Action item -
Every record below must come back exactly as given.

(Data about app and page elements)
——

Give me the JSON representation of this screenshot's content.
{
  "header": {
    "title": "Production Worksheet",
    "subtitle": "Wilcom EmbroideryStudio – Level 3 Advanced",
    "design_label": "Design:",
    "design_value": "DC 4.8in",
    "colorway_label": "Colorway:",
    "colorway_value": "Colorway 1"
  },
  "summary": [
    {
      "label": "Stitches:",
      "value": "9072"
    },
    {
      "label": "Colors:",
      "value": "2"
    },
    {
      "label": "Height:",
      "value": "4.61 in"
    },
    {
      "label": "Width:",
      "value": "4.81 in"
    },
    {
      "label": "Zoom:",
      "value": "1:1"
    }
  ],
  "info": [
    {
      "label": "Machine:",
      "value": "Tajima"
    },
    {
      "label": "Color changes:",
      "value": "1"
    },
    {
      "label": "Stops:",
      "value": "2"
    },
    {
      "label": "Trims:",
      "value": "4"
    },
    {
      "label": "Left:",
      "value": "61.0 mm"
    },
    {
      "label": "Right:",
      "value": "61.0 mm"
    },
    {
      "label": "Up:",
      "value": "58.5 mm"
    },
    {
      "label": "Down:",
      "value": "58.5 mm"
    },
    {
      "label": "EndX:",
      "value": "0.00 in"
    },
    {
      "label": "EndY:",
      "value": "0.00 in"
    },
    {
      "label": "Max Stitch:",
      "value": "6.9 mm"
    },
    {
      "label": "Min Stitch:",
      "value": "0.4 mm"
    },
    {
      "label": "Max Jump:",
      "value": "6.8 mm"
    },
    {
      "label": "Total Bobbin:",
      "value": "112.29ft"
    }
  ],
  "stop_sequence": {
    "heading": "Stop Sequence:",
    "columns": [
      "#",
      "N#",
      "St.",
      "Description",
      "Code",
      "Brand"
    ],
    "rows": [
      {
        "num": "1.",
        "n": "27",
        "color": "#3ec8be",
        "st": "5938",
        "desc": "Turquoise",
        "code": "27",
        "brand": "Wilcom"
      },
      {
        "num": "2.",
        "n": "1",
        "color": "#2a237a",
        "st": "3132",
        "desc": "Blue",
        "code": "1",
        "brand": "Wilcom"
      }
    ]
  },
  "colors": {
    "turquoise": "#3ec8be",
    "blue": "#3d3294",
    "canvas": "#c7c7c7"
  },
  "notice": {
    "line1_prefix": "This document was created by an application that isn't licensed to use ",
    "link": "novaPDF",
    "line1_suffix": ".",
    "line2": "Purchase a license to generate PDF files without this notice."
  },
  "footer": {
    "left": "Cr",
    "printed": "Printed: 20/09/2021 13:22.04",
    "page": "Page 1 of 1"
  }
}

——

Problem solution -
Give me the JSON representation of this screenshot's content.
{
  "header": {
    "title": "Production Worksheet",
    "subtitle": "Wilcom EmbroideryStudio – Level 3 Advanced",
    "design_label": "Design:",
    "design_value": "DC 4.8in",
    "colorway_label": "Colorway:",
    "colorway_value": "Colorway 1"
  },
  "summary": [
    {
      "label": "Stitches:",
      "value": "9072"
    },
    {
      "label": "Colors:",
      "value": "2"
    },
    {
      "label": "Height:",
      "value": "4.61 in"
    },
    {
      "label": "Width:",
      "value": "4.81 in"
    },
    {
      "label": "Zoom:",
      "value": "1:1"
    }
  ],
  "info": [
    {
      "label": "Machine:",
      "value": "Tajima"
    },
    {
      "label": "Color changes:",
      "value": "1"
    },
    {
      "label": "Stops:",
      "value": "2"
    },
    {
      "label": "Trims:",
      "value": "4"
    },
    {
      "label": "Left:",
      "value": "61.0 mm"
    },
    {
      "label": "Right:",
      "value": "61.0 mm"
    },
    {
      "label": "Up:",
      "value": "58.5 mm"
    },
    {
      "label": "Down:",
      "value": "58.5 mm"
    },
    {
      "label": "EndX:",
      "value": "0.00 in"
    },
    {
      "label": "EndY:",
      "value": "0.00 in"
    },
    {
      "label": "Max Stitch:",
      "value": "6.9 mm"
    },
    {
      "label": "Min Stitch:",
      "value": "0.4 mm"
    },
    {
      "label": "Max Jump:",
      "value": "6.8 mm"
    },
    {
      "label": "Total Bobbin:",
      "value": "112.29ft"
    }
  ],
  "stop_sequence": {
    "heading": "Stop Sequence:",
    "columns": [
      "#",
      "N#",
      "St.",
      "Description",
      "Code",
      "Brand"
    ],
    "rows": [
      {
        "num": "1.",
        "n": "27",
        "color": "#3ec8be",
        "st": "5938",
        "desc": "Turquoise",
        "code": "27",
        "brand": "Wilcom"
      },
      {
        "num": "2.",
        "n": "1",
        "color": "#2a237a",
        "st": "3132",
        "desc": "Blue",
        "code": "1",
        "brand": "Wilcom"
      }
    ]
  },
  "colors": {
    "turquoise": "#3ec8be",
    "blue": "#3d3294",
    "canvas": "#c7c7c7"
  },
  "notice": {
    "line1_prefix": "This document was created by an application that isn't licensed to use ",
    "link": "novaPDF",
    "line1_suffix": ".",
    "line2": "Purchase a license to generate PDF files without this notice."
  },
  "footer": {
    "left": "Cr",
    "printed": "Printed: 20/09/2021 13:22.04",
    "page": "Page 1 of 1"
  }
}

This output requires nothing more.